[Data entries]
______

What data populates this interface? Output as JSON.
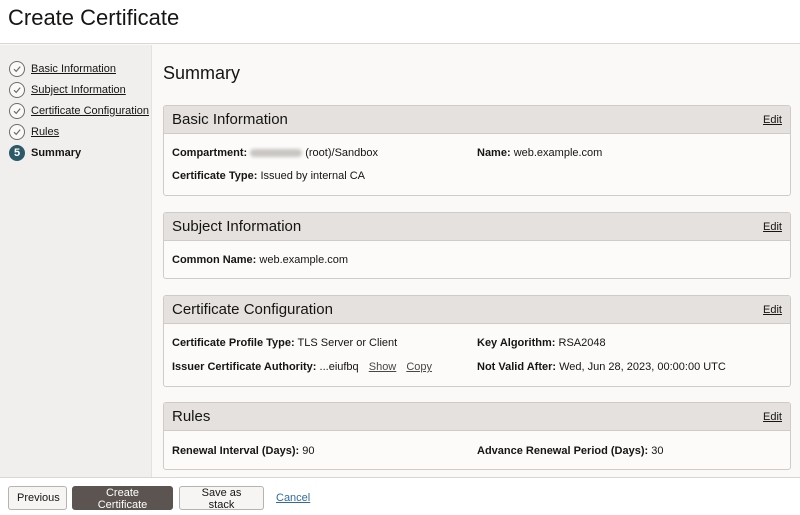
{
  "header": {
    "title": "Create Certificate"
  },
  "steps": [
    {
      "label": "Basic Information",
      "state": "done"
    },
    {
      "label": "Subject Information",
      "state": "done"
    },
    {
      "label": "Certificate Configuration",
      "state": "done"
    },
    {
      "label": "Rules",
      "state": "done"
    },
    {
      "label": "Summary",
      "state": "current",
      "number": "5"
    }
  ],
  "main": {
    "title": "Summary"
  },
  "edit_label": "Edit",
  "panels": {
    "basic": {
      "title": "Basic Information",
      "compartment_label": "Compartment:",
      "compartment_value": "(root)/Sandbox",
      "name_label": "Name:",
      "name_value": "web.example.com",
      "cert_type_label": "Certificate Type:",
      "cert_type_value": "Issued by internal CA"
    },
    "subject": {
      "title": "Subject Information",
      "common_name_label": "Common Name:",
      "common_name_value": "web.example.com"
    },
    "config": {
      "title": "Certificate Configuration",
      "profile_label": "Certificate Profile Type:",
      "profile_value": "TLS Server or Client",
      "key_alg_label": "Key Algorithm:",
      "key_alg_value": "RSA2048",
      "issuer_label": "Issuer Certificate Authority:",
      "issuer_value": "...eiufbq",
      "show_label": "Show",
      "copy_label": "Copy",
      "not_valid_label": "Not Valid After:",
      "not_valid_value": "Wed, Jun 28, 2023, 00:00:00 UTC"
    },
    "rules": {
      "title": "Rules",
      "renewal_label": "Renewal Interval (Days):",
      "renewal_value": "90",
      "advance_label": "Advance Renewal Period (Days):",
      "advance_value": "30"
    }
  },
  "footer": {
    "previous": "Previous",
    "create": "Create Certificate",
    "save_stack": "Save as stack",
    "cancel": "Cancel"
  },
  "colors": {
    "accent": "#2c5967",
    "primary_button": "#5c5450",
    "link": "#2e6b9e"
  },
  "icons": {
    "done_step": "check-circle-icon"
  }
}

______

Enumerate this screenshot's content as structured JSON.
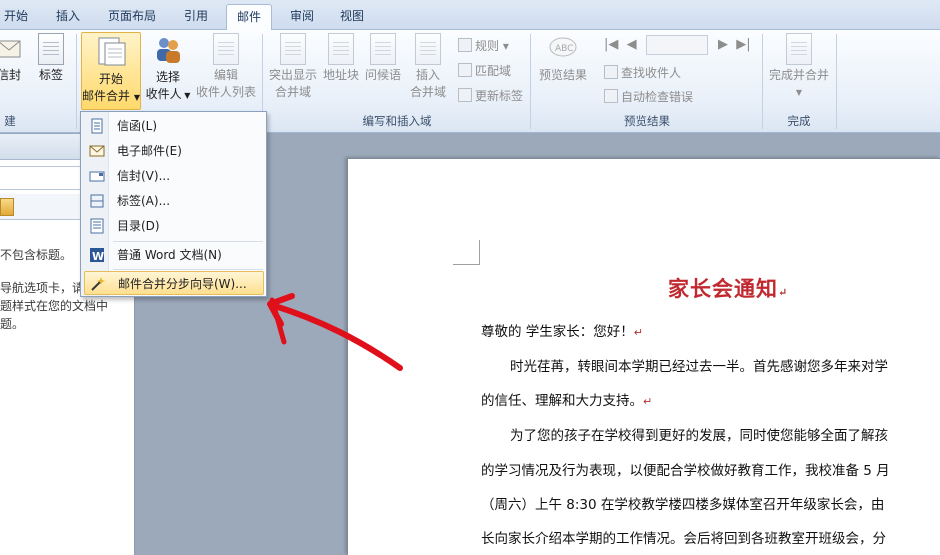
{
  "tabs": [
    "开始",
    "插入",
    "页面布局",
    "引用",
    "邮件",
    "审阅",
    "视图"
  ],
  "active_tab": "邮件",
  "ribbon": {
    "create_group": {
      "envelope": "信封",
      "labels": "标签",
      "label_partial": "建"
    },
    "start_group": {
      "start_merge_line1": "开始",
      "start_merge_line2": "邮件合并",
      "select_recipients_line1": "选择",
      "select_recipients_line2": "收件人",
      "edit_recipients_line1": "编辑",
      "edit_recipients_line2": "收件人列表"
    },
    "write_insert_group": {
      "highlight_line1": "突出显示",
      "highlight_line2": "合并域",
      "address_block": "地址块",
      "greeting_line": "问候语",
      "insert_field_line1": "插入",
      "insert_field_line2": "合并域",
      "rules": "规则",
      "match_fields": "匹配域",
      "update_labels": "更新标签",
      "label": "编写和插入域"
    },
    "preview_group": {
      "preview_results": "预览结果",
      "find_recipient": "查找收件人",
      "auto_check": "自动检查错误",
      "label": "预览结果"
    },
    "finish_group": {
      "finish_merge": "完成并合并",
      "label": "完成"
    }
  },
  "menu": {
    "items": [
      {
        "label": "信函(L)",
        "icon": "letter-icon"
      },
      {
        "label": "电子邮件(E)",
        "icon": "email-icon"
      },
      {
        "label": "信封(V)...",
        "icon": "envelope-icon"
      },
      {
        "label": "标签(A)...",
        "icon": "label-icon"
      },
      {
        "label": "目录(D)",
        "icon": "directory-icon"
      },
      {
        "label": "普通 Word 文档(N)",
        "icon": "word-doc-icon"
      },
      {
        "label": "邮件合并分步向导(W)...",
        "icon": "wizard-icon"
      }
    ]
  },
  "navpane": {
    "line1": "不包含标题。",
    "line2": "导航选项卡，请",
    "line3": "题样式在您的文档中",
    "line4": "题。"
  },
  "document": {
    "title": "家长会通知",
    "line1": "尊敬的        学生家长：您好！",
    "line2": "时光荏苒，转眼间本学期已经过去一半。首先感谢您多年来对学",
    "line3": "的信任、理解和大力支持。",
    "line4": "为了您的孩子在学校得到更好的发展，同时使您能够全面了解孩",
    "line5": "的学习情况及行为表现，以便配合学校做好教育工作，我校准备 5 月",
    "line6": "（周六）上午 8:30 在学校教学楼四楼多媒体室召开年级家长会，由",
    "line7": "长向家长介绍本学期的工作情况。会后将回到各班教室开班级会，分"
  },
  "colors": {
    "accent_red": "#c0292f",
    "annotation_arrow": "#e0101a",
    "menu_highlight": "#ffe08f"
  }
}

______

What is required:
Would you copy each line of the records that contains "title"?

Answer to the exercise:
    "title": "Create Certificate"
    "title": "Summary"
      "title": "Basic Information",
      "title": "Subject Information",
      "title": "Certificate Configuration",
      "title": "Rules",
    "title": "家长会通知",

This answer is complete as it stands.